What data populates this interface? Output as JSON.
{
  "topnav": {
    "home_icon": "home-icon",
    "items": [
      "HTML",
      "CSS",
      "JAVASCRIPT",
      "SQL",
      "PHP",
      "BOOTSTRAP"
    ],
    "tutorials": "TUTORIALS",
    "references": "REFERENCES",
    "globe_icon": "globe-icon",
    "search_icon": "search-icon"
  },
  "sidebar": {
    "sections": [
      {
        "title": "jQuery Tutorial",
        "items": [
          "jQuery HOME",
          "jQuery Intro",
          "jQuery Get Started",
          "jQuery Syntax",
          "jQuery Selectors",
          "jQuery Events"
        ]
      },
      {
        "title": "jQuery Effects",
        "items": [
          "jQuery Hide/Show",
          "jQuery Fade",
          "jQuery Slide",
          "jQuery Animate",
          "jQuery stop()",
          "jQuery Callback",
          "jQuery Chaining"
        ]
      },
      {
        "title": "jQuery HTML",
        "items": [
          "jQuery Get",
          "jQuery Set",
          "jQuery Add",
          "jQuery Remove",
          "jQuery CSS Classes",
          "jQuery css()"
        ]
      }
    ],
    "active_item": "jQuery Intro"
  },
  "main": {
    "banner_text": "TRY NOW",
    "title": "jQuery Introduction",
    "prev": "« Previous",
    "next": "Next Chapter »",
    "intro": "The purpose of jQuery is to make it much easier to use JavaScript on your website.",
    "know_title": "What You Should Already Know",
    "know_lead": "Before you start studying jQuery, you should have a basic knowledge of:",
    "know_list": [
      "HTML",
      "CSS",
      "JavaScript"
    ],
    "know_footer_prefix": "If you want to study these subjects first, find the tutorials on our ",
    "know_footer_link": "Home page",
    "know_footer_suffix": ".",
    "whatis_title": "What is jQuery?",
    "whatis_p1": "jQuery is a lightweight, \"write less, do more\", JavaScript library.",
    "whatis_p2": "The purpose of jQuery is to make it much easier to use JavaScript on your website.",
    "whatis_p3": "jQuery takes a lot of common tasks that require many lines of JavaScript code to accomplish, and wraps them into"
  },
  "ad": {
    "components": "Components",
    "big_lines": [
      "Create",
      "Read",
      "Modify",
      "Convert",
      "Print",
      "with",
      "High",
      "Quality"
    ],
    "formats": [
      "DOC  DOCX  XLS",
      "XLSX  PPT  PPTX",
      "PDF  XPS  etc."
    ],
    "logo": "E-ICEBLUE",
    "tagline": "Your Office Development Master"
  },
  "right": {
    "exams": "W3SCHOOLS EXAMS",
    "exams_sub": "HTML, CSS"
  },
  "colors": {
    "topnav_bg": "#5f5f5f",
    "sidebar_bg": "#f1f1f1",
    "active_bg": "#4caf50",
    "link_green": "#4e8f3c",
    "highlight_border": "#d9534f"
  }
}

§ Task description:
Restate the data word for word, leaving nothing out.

§ Completed task:
What data populates this interface? Output as JSON.
{
  "topnav": {
    "home_icon": "home-icon",
    "items": [
      "HTML",
      "CSS",
      "JAVASCRIPT",
      "SQL",
      "PHP",
      "BOOTSTRAP"
    ],
    "tutorials": "TUTORIALS",
    "references": "REFERENCES",
    "globe_icon": "globe-icon",
    "search_icon": "search-icon"
  },
  "sidebar": {
    "sections": [
      {
        "title": "jQuery Tutorial",
        "items": [
          "jQuery HOME",
          "jQuery Intro",
          "jQuery Get Started",
          "jQuery Syntax",
          "jQuery Selectors",
          "jQuery Events"
        ]
      },
      {
        "title": "jQuery Effects",
        "items": [
          "jQuery Hide/Show",
          "jQuery Fade",
          "jQuery Slide",
          "jQuery Animate",
          "jQuery stop()",
          "jQuery Callback",
          "jQuery Chaining"
        ]
      },
      {
        "title": "jQuery HTML",
        "items": [
          "jQuery Get",
          "jQuery Set",
          "jQuery Add",
          "jQuery Remove",
          "jQuery CSS Classes",
          "jQuery css()"
        ]
      }
    ],
    "active_item": "jQuery Intro"
  },
  "main": {
    "banner_text": "TRY NOW",
    "title": "jQuery Introduction",
    "prev": "« Previous",
    "next": "Next Chapter »",
    "intro": "The purpose of jQuery is to make it much easier to use JavaScript on your website.",
    "know_title": "What You Should Already Know",
    "know_lead": "Before you start studying jQuery, you should have a basic knowledge of:",
    "know_list": [
      "HTML",
      "CSS",
      "JavaScript"
    ],
    "know_footer_prefix": "If you want to study these subjects first, find the tutorials on our ",
    "know_footer_link": "Home page",
    "know_footer_suffix": ".",
    "whatis_title": "What is jQuery?",
    "whatis_p1": "jQuery is a lightweight, \"write less, do more\", JavaScript library.",
    "whatis_p2": "The purpose of jQuery is to make it much easier to use JavaScript on your website.",
    "whatis_p3": "jQuery takes a lot of common tasks that require many lines of JavaScript code to accomplish, and wraps them into"
  },
  "ad": {
    "components": "Components",
    "big_lines": [
      "Create",
      "Read",
      "Modify",
      "Convert",
      "Print",
      "with",
      "High",
      "Quality"
    ],
    "formats": [
      "DOC  DOCX  XLS",
      "XLSX  PPT  PPTX",
      "PDF  XPS  etc."
    ],
    "logo": "E-ICEBLUE",
    "tagline": "Your Office Development Master"
  },
  "right": {
    "exams": "W3SCHOOLS EXAMS",
    "exams_sub": "HTML, CSS"
  },
  "colors": {
    "topnav_bg": "#5f5f5f",
    "sidebar_bg": "#f1f1f1",
    "active_bg": "#4caf50",
    "link_green": "#4e8f3c",
    "highlight_border": "#d9534f"
  }
}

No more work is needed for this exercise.